▶ _What is required_
Without the images, output every record exactly as it appears.

▶ _Entries supplied_

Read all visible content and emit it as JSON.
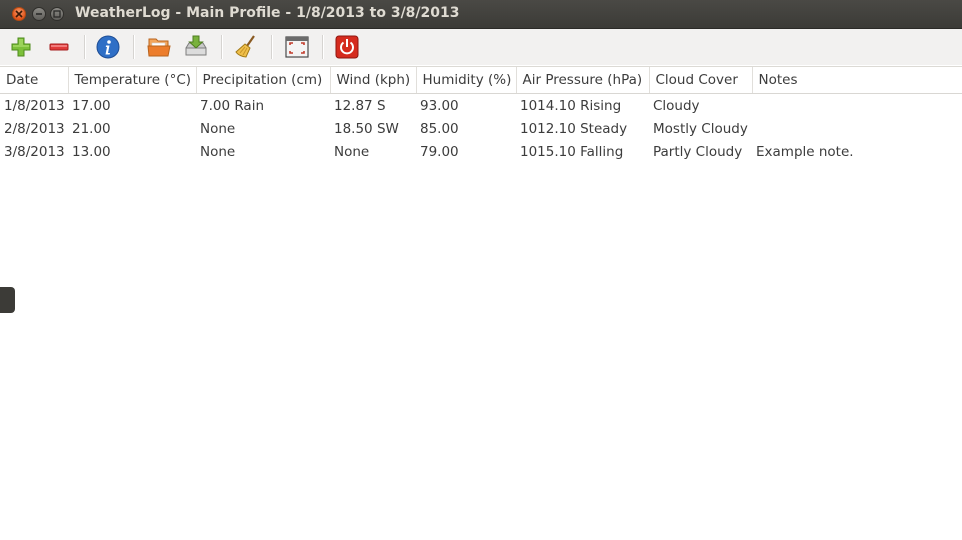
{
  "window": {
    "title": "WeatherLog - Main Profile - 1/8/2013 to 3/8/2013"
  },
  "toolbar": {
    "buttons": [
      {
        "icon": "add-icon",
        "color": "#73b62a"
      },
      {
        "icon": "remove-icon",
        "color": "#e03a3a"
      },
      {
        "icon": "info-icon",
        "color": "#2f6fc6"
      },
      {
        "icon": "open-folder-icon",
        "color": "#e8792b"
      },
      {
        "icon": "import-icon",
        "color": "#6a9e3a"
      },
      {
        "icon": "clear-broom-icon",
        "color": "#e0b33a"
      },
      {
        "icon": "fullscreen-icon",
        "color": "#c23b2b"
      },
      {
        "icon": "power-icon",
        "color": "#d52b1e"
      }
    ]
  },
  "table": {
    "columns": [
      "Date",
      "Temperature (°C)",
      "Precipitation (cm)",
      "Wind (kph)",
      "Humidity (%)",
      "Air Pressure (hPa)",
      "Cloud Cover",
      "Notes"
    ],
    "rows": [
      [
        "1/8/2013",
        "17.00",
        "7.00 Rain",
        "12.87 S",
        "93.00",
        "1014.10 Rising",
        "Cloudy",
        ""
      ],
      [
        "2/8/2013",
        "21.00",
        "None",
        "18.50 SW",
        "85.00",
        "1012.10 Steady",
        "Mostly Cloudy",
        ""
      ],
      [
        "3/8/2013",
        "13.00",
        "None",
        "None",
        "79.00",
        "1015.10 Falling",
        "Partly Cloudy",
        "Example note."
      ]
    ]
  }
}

▶ _Output of the task_
Read all visible content and emit it as JSON.
{
  "window": {
    "title": "WeatherLog - Main Profile - 1/8/2013 to 3/8/2013"
  },
  "toolbar": {
    "buttons": [
      {
        "icon": "add-icon",
        "color": "#73b62a"
      },
      {
        "icon": "remove-icon",
        "color": "#e03a3a"
      },
      {
        "icon": "info-icon",
        "color": "#2f6fc6"
      },
      {
        "icon": "open-folder-icon",
        "color": "#e8792b"
      },
      {
        "icon": "import-icon",
        "color": "#6a9e3a"
      },
      {
        "icon": "clear-broom-icon",
        "color": "#e0b33a"
      },
      {
        "icon": "fullscreen-icon",
        "color": "#c23b2b"
      },
      {
        "icon": "power-icon",
        "color": "#d52b1e"
      }
    ]
  },
  "table": {
    "columns": [
      "Date",
      "Temperature (°C)",
      "Precipitation (cm)",
      "Wind (kph)",
      "Humidity (%)",
      "Air Pressure (hPa)",
      "Cloud Cover",
      "Notes"
    ],
    "rows": [
      [
        "1/8/2013",
        "17.00",
        "7.00 Rain",
        "12.87 S",
        "93.00",
        "1014.10 Rising",
        "Cloudy",
        ""
      ],
      [
        "2/8/2013",
        "21.00",
        "None",
        "18.50 SW",
        "85.00",
        "1012.10 Steady",
        "Mostly Cloudy",
        ""
      ],
      [
        "3/8/2013",
        "13.00",
        "None",
        "None",
        "79.00",
        "1015.10 Falling",
        "Partly Cloudy",
        "Example note."
      ]
    ]
  }
}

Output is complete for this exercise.